The Bank of England figures were released at the same time as new research showing rents across England and Wales are now 15.2% higher than at the time of the last General Election in May 2010. This is according to the latest Buy-to-Let Index from Your Move and Reeds Rains.
Over the same period since May 2010, consumer price inflation has amounted to 11.6%. This leaves a 3.6% increase in rents after the effects of inflation – or the equivalent of a 0.7% real terms increase each year over the last Parliament.
Most recently, average rents stood at £768 per month in March 2015. Annual rent rises have accelerated to the fastest pace in two years, with the average rent across England & Wales now up 3.7% over the past twelve months.
Between February and March 2015, rents have risen by 0.3% on a monthly basis. This is slightly slower than the 0.4% month-on-month uplift seen between January and February, but is the second month of rental growth in a row after November, December and January all saw rents lower on a monthly basis, as is often the case in the winter months.
After the latest rises, rents are now just £2 away from the all-time record high of £770 per month set in October 2014.
Adrian Gill, director of estate agents Reeds Rains and Your Move, said: “Since 2010 the private rented sector has absorbed over a million extra households. With social housing in decline, alongside a parallel decay in the number of people owning their own home with a mortgage, private renting has stood in to fill the gap.

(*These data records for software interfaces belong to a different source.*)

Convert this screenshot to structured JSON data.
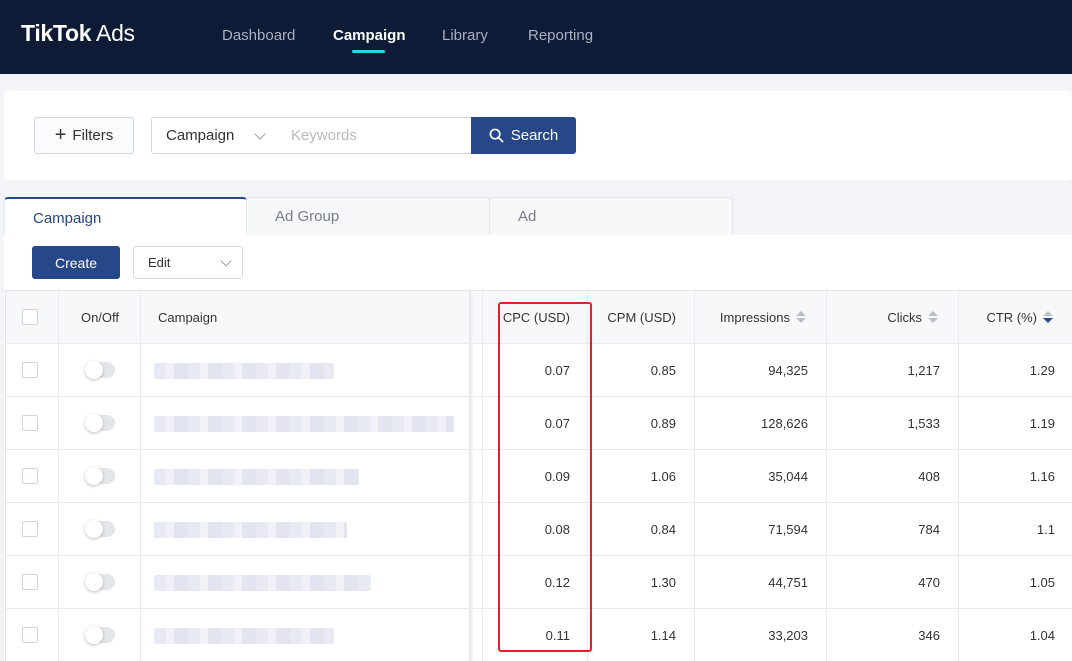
{
  "app": {
    "logo_bold": "TikTok",
    "logo_light": " Ads"
  },
  "nav": {
    "items": [
      {
        "label": "Dashboard",
        "active": false
      },
      {
        "label": "Campaign",
        "active": true
      },
      {
        "label": "Library",
        "active": false
      },
      {
        "label": "Reporting",
        "active": false
      }
    ]
  },
  "filters": {
    "filters_label": "Filters",
    "scope_select": "Campaign",
    "keyword_placeholder": "Keywords",
    "search_label": "Search"
  },
  "tabs": [
    {
      "label": "Campaign",
      "active": true
    },
    {
      "label": "Ad Group",
      "active": false
    },
    {
      "label": "Ad",
      "active": false
    }
  ],
  "toolbar": {
    "create_label": "Create",
    "edit_label": "Edit"
  },
  "table": {
    "columns": {
      "onoff": "On/Off",
      "campaign": "Campaign",
      "cpc": "CPC (USD)",
      "cpm": "CPM (USD)",
      "impressions": "Impressions",
      "clicks": "Clicks",
      "ctr": "CTR (%)"
    },
    "sorted_column": "ctr",
    "sort_direction": "descending",
    "highlighted_column": "cpc",
    "highlight_color": "#e0222b",
    "accent_color": "#264788",
    "rows": [
      {
        "cpc": "0.07",
        "cpm": "0.85",
        "impressions": "94,325",
        "clicks": "1,217",
        "ctr": "1.29"
      },
      {
        "cpc": "0.07",
        "cpm": "0.89",
        "impressions": "128,626",
        "clicks": "1,533",
        "ctr": "1.19"
      },
      {
        "cpc": "0.09",
        "cpm": "1.06",
        "impressions": "35,044",
        "clicks": "408",
        "ctr": "1.16"
      },
      {
        "cpc": "0.08",
        "cpm": "0.84",
        "impressions": "71,594",
        "clicks": "784",
        "ctr": "1.1"
      },
      {
        "cpc": "0.12",
        "cpm": "1.30",
        "impressions": "44,751",
        "clicks": "470",
        "ctr": "1.05"
      },
      {
        "cpc": "0.11",
        "cpm": "1.14",
        "impressions": "33,203",
        "clicks": "346",
        "ctr": "1.04"
      }
    ]
  }
}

“With only small real-terms rent rises, this has generally been a success – and tenants are now half as likely to fall behind on rent as at the peak of the financial crisis. However, this sector is carrying the weight of the housing crisis – and that will mean faster rent rises in future if supply doesn’t keep up. Without more homes every year to match a rising population, housing will inevitably become more expensive. And with one in five households now renting privately, this section of the population won’t be an exception to those fundamentals.
“Over the next five years politicians of all stripes can’t just hope that this problem will go away – Britain needs more homes, and over the long term. Investment by landlords will only provide places to live as quickly as those homes are given planning permission and completed.”